He has “started to get to know the community here.” Because the Ukrainian Catholic community is smaller, it’s more like a family to Orion. “I feel at home here,” he enthusiastically explains.

Orion was born and raised in the Calgary area, in a Roman Catholic family. Orion is the oldest of four boys in the family, twins Pollux and Castor, who are now gainfully employed and Sygmus, who is completing high school.

Mark Wiebe, Orion’s father, is an amateur astronomer who was able to convince his wife, Pierrette, that the children should have interesting names drawn from terminology found in astronomy. Orion smiles as he shares that, thanks to his mother, he narrowly escaped being named Galileo.

Orion’s family have been very supportive and enjoying some of the Ukrainian information and customs he has been introducing, such as an icon decorated with an embroidered rushnyk (towel). 

Orion is pleased with how his studies are going and looks forward to the next stage, when he will be staying at the Basilian House of Studies in Edmonton and participating in the life of St. Basil Ukrainian Catholic Church. His dream is to be a rural priest; he grew up in the country and the lifestyle in small rural communities appeals to him. 

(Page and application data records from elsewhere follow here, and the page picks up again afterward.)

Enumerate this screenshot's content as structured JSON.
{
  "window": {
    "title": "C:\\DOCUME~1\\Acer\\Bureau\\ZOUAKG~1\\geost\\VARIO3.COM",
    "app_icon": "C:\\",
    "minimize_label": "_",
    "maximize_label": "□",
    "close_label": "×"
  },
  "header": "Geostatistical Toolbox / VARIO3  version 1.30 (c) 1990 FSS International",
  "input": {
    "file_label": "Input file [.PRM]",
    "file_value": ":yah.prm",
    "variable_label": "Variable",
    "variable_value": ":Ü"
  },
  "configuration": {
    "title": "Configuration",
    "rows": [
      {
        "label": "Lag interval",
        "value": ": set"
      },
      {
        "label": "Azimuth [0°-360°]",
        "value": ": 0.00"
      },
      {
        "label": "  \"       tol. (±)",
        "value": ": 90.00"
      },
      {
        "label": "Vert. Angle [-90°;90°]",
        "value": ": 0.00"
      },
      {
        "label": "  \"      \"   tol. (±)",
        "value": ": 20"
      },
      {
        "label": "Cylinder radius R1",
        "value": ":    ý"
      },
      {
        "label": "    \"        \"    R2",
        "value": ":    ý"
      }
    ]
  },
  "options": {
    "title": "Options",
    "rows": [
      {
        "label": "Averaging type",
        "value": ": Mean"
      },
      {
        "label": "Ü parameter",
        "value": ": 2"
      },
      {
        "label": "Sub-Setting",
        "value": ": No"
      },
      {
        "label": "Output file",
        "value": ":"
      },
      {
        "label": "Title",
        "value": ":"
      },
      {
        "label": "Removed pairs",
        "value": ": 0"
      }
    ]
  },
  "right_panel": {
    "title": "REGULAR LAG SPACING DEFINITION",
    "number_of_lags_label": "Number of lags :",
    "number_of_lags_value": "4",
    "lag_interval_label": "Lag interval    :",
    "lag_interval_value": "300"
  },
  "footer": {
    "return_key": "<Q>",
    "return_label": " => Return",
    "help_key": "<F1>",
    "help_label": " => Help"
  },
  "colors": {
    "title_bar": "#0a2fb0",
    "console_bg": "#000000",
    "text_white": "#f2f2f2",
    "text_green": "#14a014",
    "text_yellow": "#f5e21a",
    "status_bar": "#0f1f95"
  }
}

To his credit Orion has a facility with languages. He is fluent in English, French and German.  His next linguistic challenge will be Ukrainian, which he is slowly learning. 

We wish Orion success in his studies and a realization of his goal to be a priest.

With as little as $25 per family, you will be helping Orion and contributing to the development of other seminarians, like Cyril Kennedy and Roman Kobyletsky  on their journey to priesthood, serving our Ukrainian Catholic communities in Canada and throughout the world.

You will also be contributing to the ability of the much-needed programs offered by institutes and teaching organizations to continue their work building critical faith leadership within our Ukrainian Catholic community in Canada and abroad. 

Institutions and teaching organizations supported by this program include:

  • Holy Spirit Seminary (Ottawa);
  • the Basilian House of Studies (Edmonton);
  • the Sisters Servants of Mary Immaculate Novitiate (Winnipeg); and the Metropolitan Andrey Sheptytsky Institute of Eastern Christian Studies (Toronto); and initiatives, such as
  • Clergy Study Days, and
  • the Eparchial Diaconal Formation, Lay Ministry Formation.

Please be generous with your support.